The oil employers played a similar game with union Vice President Akinlaja. His primary employers, the British Petroleum in July, 1981 invited him to the Personnel Manager’s office, praised him for his outstanding performance and honesty and told him: “You are to be promoted senior staff now, and you will be in charge of the pump maintenance of the company all over the country.” But there was a conditionality: he has to resign as NUPENG Vice President before the letter of promotion can be issued to him. When he declined to resign, the company declared him redundant. But NUPENG appointed him, and he became Kokori’s deputy.
Perhaps Kokori’s greatest contribution to industrial relations and trade unionism in Nigeria was in the 1986-87 period when the crises in NUPENG threatened oil production. The crises had in 1984 led to a court barring Dubre from contesting the Nigeria Labour Congress, NLC, presidency which he was sure of winning. When following the court order, Team Dubre adopted Comrade Ali Chiroma of Medical and Health Workers Union, as its new candidate, the latter swept the NLC polls.
The crises had split NUPENG into two. One faction had Dubre, and later, Samuel Adewumi Dada of Gulf Oil (Chevron) as President and Kokori as Secretary. The other, had Richard Uzegbu as President, and veteran unionist, Alphonsus Igua Abaje Okwese as Secretary.
The NUPENG factions had 14 different cases in court with all sorts of orders from different judges. That was when Kokori concluded that the best way to show who actually has the support of the members of a fractious union, was to call a general strike in the industry. So, on Monday, May 16, 1986, his faction called out oil and gas workers on a national strike, not over socio-economic or political matters, but purely to determine who controls the workers.
Then Labour Minister, Rear Admiral Patrick Koshoni, declared the strike an economic sabotage punishable under Decree 31 which prescribed death penalty or 21 years imprisonment for violators. However, two days later, as the strike bit harder, the regime changed its mind and agreed that a unified conference of the union should be called. At the elections, the Kokori faction polled 200 votes and their opponents scored 17 votes.
In the July-August 1993 Pro-Democracy protests for the de-annulment of the 1993 presidential election, virtually all the trade unions, led by Paschal Bafyau, supported the military dictatorship.

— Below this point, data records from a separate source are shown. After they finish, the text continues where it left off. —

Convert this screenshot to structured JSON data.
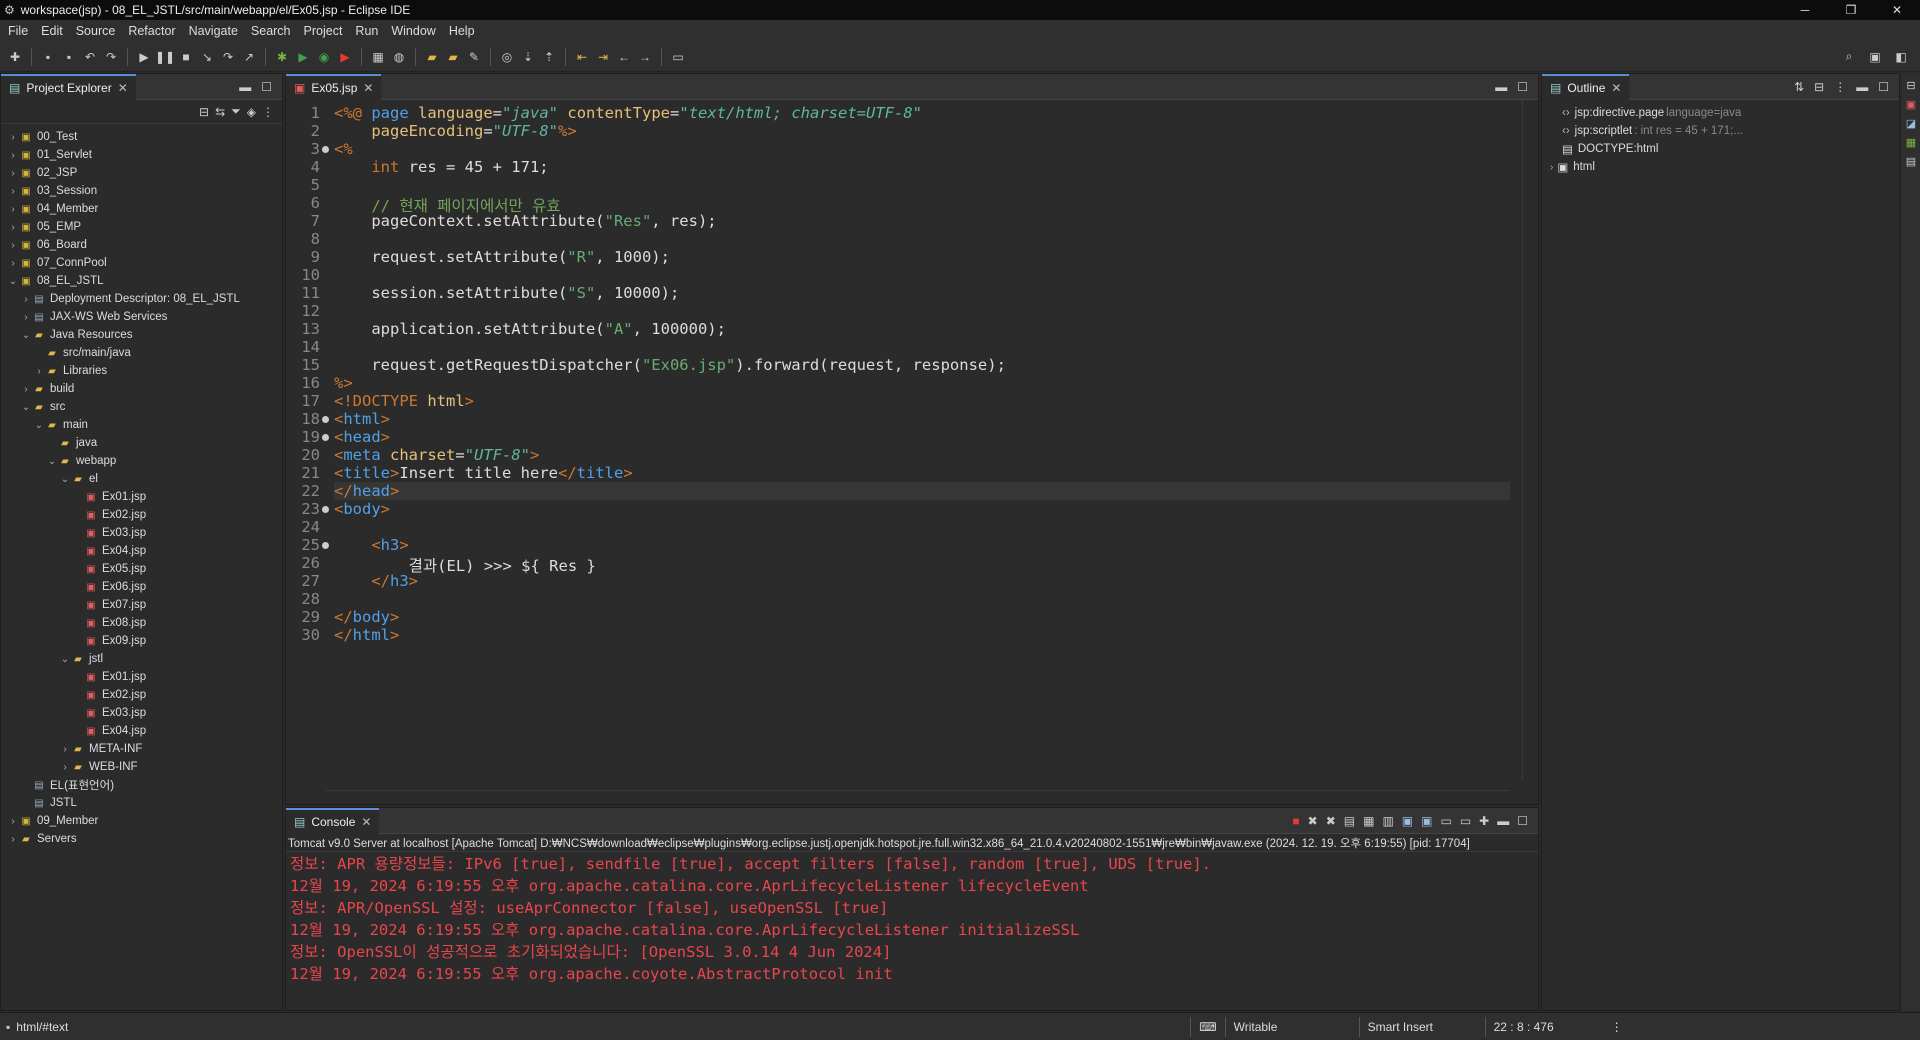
{
  "window": {
    "title": "workspace(jsp) - 08_EL_JSTL/src/main/webapp/el/Ex05.jsp - Eclipse IDE",
    "minimize": "─",
    "maximize": "❐",
    "close": "✕"
  },
  "menu": [
    "File",
    "Edit",
    "Source",
    "Refactor",
    "Navigate",
    "Search",
    "Project",
    "Run",
    "Window",
    "Help"
  ],
  "explorer": {
    "tab_label": "Project Explorer",
    "items": [
      {
        "label": "00_Test",
        "depth": 0,
        "arrow": "›",
        "icon": "project"
      },
      {
        "label": "01_Servlet",
        "depth": 0,
        "arrow": "›",
        "icon": "project"
      },
      {
        "label": "02_JSP",
        "depth": 0,
        "arrow": "›",
        "icon": "project"
      },
      {
        "label": "03_Session",
        "depth": 0,
        "arrow": "›",
        "icon": "project"
      },
      {
        "label": "04_Member",
        "depth": 0,
        "arrow": "›",
        "icon": "project"
      },
      {
        "label": "05_EMP",
        "depth": 0,
        "arrow": "›",
        "icon": "project"
      },
      {
        "label": "06_Board",
        "depth": 0,
        "arrow": "›",
        "icon": "project"
      },
      {
        "label": "07_ConnPool",
        "depth": 0,
        "arrow": "›",
        "icon": "project"
      },
      {
        "label": "08_EL_JSTL",
        "depth": 0,
        "arrow": "⌄",
        "icon": "project"
      },
      {
        "label": "Deployment Descriptor: 08_EL_JSTL",
        "depth": 1,
        "arrow": "›",
        "icon": "gen"
      },
      {
        "label": "JAX-WS Web Services",
        "depth": 1,
        "arrow": "›",
        "icon": "gen"
      },
      {
        "label": "Java Resources",
        "depth": 1,
        "arrow": "⌄",
        "icon": "folder"
      },
      {
        "label": "src/main/java",
        "depth": 2,
        "arrow": "",
        "icon": "folder"
      },
      {
        "label": "Libraries",
        "depth": 2,
        "arrow": "›",
        "icon": "folder"
      },
      {
        "label": "build",
        "depth": 1,
        "arrow": "›",
        "icon": "folder"
      },
      {
        "label": "src",
        "depth": 1,
        "arrow": "⌄",
        "icon": "folder"
      },
      {
        "label": "main",
        "depth": 2,
        "arrow": "⌄",
        "icon": "folder"
      },
      {
        "label": "java",
        "depth": 3,
        "arrow": "",
        "icon": "folder"
      },
      {
        "label": "webapp",
        "depth": 3,
        "arrow": "⌄",
        "icon": "folder"
      },
      {
        "label": "el",
        "depth": 4,
        "arrow": "⌄",
        "icon": "folder"
      },
      {
        "label": "Ex01.jsp",
        "depth": 5,
        "arrow": "",
        "icon": "jsp"
      },
      {
        "label": "Ex02.jsp",
        "depth": 5,
        "arrow": "",
        "icon": "jsp"
      },
      {
        "label": "Ex03.jsp",
        "depth": 5,
        "arrow": "",
        "icon": "jsp"
      },
      {
        "label": "Ex04.jsp",
        "depth": 5,
        "arrow": "",
        "icon": "jsp"
      },
      {
        "label": "Ex05.jsp",
        "depth": 5,
        "arrow": "",
        "icon": "jsp"
      },
      {
        "label": "Ex06.jsp",
        "depth": 5,
        "arrow": "",
        "icon": "jsp"
      },
      {
        "label": "Ex07.jsp",
        "depth": 5,
        "arrow": "",
        "icon": "jsp"
      },
      {
        "label": "Ex08.jsp",
        "depth": 5,
        "arrow": "",
        "icon": "jsp"
      },
      {
        "label": "Ex09.jsp",
        "depth": 5,
        "arrow": "",
        "icon": "jsp"
      },
      {
        "label": "jstl",
        "depth": 4,
        "arrow": "⌄",
        "icon": "folder"
      },
      {
        "label": "Ex01.jsp",
        "depth": 5,
        "arrow": "",
        "icon": "jsp"
      },
      {
        "label": "Ex02.jsp",
        "depth": 5,
        "arrow": "",
        "icon": "jsp"
      },
      {
        "label": "Ex03.jsp",
        "depth": 5,
        "arrow": "",
        "icon": "jsp"
      },
      {
        "label": "Ex04.jsp",
        "depth": 5,
        "arrow": "",
        "icon": "jsp"
      },
      {
        "label": "META-INF",
        "depth": 4,
        "arrow": "›",
        "icon": "folder"
      },
      {
        "label": "WEB-INF",
        "depth": 4,
        "arrow": "›",
        "icon": "folder"
      },
      {
        "label": "EL(표현언어)",
        "depth": 1,
        "arrow": "",
        "icon": "gen"
      },
      {
        "label": "JSTL",
        "depth": 1,
        "arrow": "",
        "icon": "gen"
      },
      {
        "label": "09_Member",
        "depth": 0,
        "arrow": "›",
        "icon": "project"
      },
      {
        "label": "Servers",
        "depth": 0,
        "arrow": "›",
        "icon": "folder"
      }
    ]
  },
  "editor": {
    "tab_label": "Ex05.jsp",
    "lines": [
      {
        "n": "1",
        "fold": false,
        "html": "<span class='dir'>&lt;%@</span> <span class='tag'>page</span> <span class='attr'>language</span>=<span class='str'>\"java\"</span> <span class='attr'>contentType</span>=<span class='str'>\"text/html; charset=UTF-8\"</span>"
      },
      {
        "n": "2",
        "fold": false,
        "html": "    <span class='attr'>pageEncoding</span>=<span class='str'>\"UTF-8\"</span><span class='dir'>%&gt;</span>"
      },
      {
        "n": "3",
        "fold": true,
        "html": "<span class='dir'>&lt;%</span>"
      },
      {
        "n": "4",
        "fold": false,
        "html": "    <span class='kw'>int</span> res = 45 + 171;"
      },
      {
        "n": "5",
        "fold": false,
        "html": ""
      },
      {
        "n": "6",
        "fold": false,
        "html": "    <span class='cm'>// 현재 페이지에서만 유효</span>"
      },
      {
        "n": "7",
        "fold": false,
        "html": "    pageContext.setAttribute(<span class='sq'>\"Res\"</span>, res);"
      },
      {
        "n": "8",
        "fold": false,
        "html": ""
      },
      {
        "n": "9",
        "fold": false,
        "html": "    request.setAttribute(<span class='sq'>\"R\"</span>, 1000);"
      },
      {
        "n": "10",
        "fold": false,
        "html": ""
      },
      {
        "n": "11",
        "fold": false,
        "html": "    session.setAttribute(<span class='sq'>\"S\"</span>, 10000);"
      },
      {
        "n": "12",
        "fold": false,
        "html": ""
      },
      {
        "n": "13",
        "fold": false,
        "html": "    application.setAttribute(<span class='sq'>\"A\"</span>, 100000);"
      },
      {
        "n": "14",
        "fold": false,
        "html": ""
      },
      {
        "n": "15",
        "fold": false,
        "html": "    request.getRequestDispatcher(<span class='sq'>\"Ex06.jsp\"</span>).forward(request, response);"
      },
      {
        "n": "16",
        "fold": false,
        "html": "<span class='dir'>%&gt;</span>"
      },
      {
        "n": "17",
        "fold": false,
        "html": "<span class='dir'>&lt;!DOCTYPE</span> <span class='attr'>html</span><span class='dir'>&gt;</span>"
      },
      {
        "n": "18",
        "fold": true,
        "html": "<span class='kw'>&lt;</span><span class='tag'>html</span><span class='kw'>&gt;</span>"
      },
      {
        "n": "19",
        "fold": true,
        "html": "<span class='kw'>&lt;</span><span class='tag'>head</span><span class='kw'>&gt;</span>"
      },
      {
        "n": "20",
        "fold": false,
        "html": "<span class='kw'>&lt;</span><span class='tag'>meta</span> <span class='attr'>charset</span>=<span class='str'>\"UTF-8\"</span><span class='kw'>&gt;</span>"
      },
      {
        "n": "21",
        "fold": false,
        "html": "<span class='kw'>&lt;</span><span class='tag'>title</span><span class='kw'>&gt;</span>Insert title here<span class='kw'>&lt;/</span><span class='tag'>title</span><span class='kw'>&gt;</span>"
      },
      {
        "n": "22",
        "fold": false,
        "html": "<span class='kw'>&lt;/</span><span class='tag'>head</span><span class='kw'>&gt;</span>"
      },
      {
        "n": "23",
        "fold": true,
        "html": "<span class='kw'>&lt;</span><span class='tag'>body</span><span class='kw'>&gt;</span>"
      },
      {
        "n": "24",
        "fold": false,
        "html": ""
      },
      {
        "n": "25",
        "fold": true,
        "html": "    <span class='kw'>&lt;</span><span class='tag'>h3</span><span class='kw'>&gt;</span>"
      },
      {
        "n": "26",
        "fold": false,
        "html": "        결과(EL) &gt;&gt;&gt; ${ Res }"
      },
      {
        "n": "27",
        "fold": false,
        "html": "    <span class='kw'>&lt;/</span><span class='tag'>h3</span><span class='kw'>&gt;</span>"
      },
      {
        "n": "28",
        "fold": false,
        "html": ""
      },
      {
        "n": "29",
        "fold": false,
        "html": "<span class='kw'>&lt;/</span><span class='tag'>body</span><span class='kw'>&gt;</span>"
      },
      {
        "n": "30",
        "fold": false,
        "html": "<span class='kw'>&lt;/</span><span class='tag'>html</span><span class='kw'>&gt;</span>"
      }
    ],
    "current_line": 22
  },
  "outline": {
    "tab_label": "Outline",
    "items": [
      {
        "label": "jsp:directive.page",
        "sub": "language=java",
        "icon": "‹›"
      },
      {
        "label": "jsp:scriptlet",
        "sub": ": int res = 45 + 171;...",
        "icon": "‹›"
      },
      {
        "label": "DOCTYPE:html",
        "sub": "",
        "icon": "▤"
      },
      {
        "label": "html",
        "sub": "",
        "icon": "▣"
      }
    ]
  },
  "console": {
    "tab_label": "Console",
    "status": "Tomcat v9.0 Server at localhost [Apache Tomcat] D:₩NCS₩download₩eclipse₩plugins₩org.eclipse.justj.openjdk.hotspot.jre.full.win32.x86_64_21.0.4.v20240802-1551₩jre₩bin₩javaw.exe  (2024. 12. 19. 오후 6:19:55) [pid: 17704]",
    "lines": [
      "정보: APR 용량정보들: IPv6 [true], sendfile [true], accept filters [false], random [true], UDS [true].",
      "12월 19, 2024 6:19:55 오후 org.apache.catalina.core.AprLifecycleListener lifecycleEvent",
      "정보: APR/OpenSSL 설정: useAprConnector [false], useOpenSSL [true]",
      "12월 19, 2024 6:19:55 오후 org.apache.catalina.core.AprLifecycleListener initializeSSL",
      "정보: OpenSSL이 성공적으로 초기화되었습니다: [OpenSSL 3.0.14 4 Jun 2024]",
      "12월 19, 2024 6:19:55 오후 org.apache.coyote.AbstractProtocol init"
    ]
  },
  "statusbar": {
    "left": "html/#text",
    "writable": "Writable",
    "insert": "Smart Insert",
    "position": "22 : 8 : 476"
  }
}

When the same thing was about recurring under the Abacha dictatorship, I was part of the delegation of the Campaign for Democracy, CD, team led by Dr Beko Ransome-Kuti which held series of discussions with the trade unions led by Bafyau and Sylvester Ofili Ejiofor. Despite promises, only NUPENG led by Kokori and Wariebi Agamene, and the Petroleum and Natural Gas Senior Staff Association, PENGASSAN, led by its President Owodunni and Scribe, Milton Dabibi, took action. This led to the proscription of both unions and the NLC and the indefinite detention of the oil workers’ leaders.
Kokori was also, one-time the Executive Secretary of the Oil Mineral Producing Areas Development Commission, OMPADEC, established on July 23, 1992 and a noted political figure who was ever resolute in his pro-people stance. On Thursday, December 7, 2023 when Kokori clocked 80, many might have been preparing to wish him a happy birthday, unknown to them, at 1.30am Kokori had waved good bye to humanity.